A study comparing bi-parametric MRI to multi-parametric MRI in the diagnosis of clinically significant prostate cancer.

The standard way of diagnosing prostate cancer is to carry out a multiparametric MRI scan and targeted biopsy. This type of scan normally involves the insertion of a cannula in one of your veins, through which contrast is given.

Another type of MRI scan (biparametric) can be performed that does not require contrast, and therefore does not require the insertion of a cannula. We currently do not know for certain whether using this type of MRI will allow us to detect the same, more or less prostate cancer than if we use the standard (multiparametric) type of MRI. Current evidence supports the idea that using biparametric MRI may detect a similar amount of cancer to when it is not used but one advantage is it may allow a man to have a scan without contrast. Because the use of contrast comes with a risk of allergy and potential side effects, this would be an improvement over the standard (multiparametric) MRI if the scan was just as good in identifying suspicious parts of the prostate.

The main purpose of this study is to assess if biparametric MRI can provide similar information to multiparametric MRI. You will undergo a multiparametric MRI, which is the currently used method of investigating the prostate for cancer. The doctor reviewing your scan will be asked to review the MRI scan in a different order than they usually are to investigate whether biparametric MRI can offer the same degree of accuracy of detecting prostate cancer as multiparametric MRI. 

If you are an investigator interested in participating in the PRIME trial 

please complete the form below send it to veeru.kasi@ucl.ac.uk and p.khetrapal@ucl.ac.uk.

Chief Investigator: Mr Veeru Kasivisvanathan

University College London NCITA Trials group: Professor Caroline Moore, Dr Pramit Khetrapal, Dr Chris Brew-Graves, Professor Shonit Punwani

Key collaborators:

  • Statistics by University of Birmingham Test Evaluation Research Group, Dr Yemisi Takwoingi, Professor Jon Deeks
  • EAU Research Foundation: Dr Wim Witjes, Ms Christien Caris, Professor Anders Bjartell
  • Trial Network: PRECISION & START Consortium

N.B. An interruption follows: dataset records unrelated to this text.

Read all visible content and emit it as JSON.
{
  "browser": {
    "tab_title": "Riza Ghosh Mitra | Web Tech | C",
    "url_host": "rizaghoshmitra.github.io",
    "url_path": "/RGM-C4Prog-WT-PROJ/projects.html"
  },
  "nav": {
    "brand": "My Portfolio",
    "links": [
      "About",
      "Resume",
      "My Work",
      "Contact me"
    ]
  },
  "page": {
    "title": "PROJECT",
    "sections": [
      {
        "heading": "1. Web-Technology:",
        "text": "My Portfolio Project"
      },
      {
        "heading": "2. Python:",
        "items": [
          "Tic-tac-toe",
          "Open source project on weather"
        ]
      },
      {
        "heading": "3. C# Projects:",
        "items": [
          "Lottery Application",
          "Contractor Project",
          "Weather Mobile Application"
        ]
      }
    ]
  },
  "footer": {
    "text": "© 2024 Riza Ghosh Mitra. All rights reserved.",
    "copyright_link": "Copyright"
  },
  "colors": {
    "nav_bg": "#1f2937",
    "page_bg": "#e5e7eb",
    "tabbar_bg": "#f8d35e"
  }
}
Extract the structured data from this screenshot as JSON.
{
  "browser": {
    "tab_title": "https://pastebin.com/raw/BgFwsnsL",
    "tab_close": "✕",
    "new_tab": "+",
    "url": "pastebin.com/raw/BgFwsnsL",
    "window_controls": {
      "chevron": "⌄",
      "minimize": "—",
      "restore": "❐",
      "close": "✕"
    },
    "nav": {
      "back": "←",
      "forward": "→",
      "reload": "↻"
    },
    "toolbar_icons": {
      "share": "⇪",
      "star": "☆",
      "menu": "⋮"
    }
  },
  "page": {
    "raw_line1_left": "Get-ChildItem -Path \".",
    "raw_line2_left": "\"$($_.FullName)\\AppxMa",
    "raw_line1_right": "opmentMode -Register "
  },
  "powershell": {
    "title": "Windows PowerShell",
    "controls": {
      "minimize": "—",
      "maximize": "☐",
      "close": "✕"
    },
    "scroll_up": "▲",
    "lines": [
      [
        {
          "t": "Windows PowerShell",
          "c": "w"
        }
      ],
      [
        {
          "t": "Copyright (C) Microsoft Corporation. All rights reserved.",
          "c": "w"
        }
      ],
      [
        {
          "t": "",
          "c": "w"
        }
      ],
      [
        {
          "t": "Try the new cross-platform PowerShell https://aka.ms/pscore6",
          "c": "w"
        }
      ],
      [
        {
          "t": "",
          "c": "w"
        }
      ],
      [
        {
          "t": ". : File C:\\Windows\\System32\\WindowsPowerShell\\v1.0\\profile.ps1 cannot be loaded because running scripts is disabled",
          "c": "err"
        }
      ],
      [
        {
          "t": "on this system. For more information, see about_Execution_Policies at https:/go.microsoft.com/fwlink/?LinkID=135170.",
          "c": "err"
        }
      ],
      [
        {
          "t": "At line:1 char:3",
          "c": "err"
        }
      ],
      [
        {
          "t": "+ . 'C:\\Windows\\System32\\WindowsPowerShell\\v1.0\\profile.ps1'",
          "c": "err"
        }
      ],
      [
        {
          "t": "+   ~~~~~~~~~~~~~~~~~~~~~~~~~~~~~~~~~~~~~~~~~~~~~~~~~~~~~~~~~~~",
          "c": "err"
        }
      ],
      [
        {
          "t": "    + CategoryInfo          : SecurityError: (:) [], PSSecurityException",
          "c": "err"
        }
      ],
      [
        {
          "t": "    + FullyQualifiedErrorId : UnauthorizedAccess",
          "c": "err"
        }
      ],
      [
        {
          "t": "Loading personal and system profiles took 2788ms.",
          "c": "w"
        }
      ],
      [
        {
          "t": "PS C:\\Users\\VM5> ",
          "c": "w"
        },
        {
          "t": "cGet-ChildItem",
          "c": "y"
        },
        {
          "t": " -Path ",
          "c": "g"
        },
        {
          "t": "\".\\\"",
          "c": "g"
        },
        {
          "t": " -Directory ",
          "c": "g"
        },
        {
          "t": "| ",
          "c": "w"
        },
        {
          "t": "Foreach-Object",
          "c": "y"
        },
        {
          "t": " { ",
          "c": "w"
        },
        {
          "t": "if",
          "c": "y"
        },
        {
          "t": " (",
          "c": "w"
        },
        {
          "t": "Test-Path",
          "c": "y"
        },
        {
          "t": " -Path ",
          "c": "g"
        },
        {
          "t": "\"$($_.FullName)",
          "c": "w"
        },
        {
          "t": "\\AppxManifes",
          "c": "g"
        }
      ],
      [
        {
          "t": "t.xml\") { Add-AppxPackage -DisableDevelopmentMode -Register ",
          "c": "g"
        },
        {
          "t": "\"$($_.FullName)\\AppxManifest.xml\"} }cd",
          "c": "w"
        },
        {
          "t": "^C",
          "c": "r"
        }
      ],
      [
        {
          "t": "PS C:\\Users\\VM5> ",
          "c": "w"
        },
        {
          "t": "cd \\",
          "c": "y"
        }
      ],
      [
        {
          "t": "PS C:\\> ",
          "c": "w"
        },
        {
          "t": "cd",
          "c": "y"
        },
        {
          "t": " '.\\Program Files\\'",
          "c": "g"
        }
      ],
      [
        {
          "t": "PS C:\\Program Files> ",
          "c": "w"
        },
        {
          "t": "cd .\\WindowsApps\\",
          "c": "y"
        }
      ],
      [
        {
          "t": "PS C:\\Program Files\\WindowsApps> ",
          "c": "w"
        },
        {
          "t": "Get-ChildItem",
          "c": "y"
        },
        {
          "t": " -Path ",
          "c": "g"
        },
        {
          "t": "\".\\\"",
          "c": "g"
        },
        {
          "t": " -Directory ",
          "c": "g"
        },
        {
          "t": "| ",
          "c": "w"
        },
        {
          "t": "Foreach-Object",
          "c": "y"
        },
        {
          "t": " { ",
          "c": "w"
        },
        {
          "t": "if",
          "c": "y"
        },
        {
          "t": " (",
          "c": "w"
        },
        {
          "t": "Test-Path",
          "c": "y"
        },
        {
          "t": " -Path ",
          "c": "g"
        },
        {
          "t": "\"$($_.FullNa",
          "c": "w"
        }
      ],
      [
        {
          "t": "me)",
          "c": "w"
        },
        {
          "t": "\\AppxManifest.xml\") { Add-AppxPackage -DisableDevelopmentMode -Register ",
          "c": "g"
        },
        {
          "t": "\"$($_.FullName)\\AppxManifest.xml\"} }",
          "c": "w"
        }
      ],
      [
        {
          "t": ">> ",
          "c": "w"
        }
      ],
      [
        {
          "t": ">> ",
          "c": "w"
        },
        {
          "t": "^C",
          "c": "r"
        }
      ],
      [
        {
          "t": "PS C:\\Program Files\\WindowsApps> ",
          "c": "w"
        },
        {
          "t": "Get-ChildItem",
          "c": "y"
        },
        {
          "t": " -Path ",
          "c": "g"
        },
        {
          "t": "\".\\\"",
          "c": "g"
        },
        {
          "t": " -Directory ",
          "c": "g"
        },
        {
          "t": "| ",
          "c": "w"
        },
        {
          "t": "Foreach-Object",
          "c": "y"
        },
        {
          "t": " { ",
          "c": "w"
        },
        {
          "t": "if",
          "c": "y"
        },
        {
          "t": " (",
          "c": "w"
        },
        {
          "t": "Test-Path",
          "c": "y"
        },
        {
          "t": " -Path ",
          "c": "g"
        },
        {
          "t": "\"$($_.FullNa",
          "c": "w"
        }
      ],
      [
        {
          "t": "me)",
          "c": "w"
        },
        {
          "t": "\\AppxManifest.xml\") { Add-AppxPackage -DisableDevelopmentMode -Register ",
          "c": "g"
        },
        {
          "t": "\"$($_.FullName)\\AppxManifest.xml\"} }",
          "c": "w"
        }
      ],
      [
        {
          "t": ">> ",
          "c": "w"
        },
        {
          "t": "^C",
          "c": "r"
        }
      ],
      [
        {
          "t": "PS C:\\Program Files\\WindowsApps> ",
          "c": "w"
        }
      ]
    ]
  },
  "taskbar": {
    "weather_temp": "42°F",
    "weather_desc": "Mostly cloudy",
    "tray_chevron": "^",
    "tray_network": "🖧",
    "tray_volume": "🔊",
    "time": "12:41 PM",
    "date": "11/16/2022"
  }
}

Sponsor:  University College London (UCL)

Supported by: EAU Research Foundation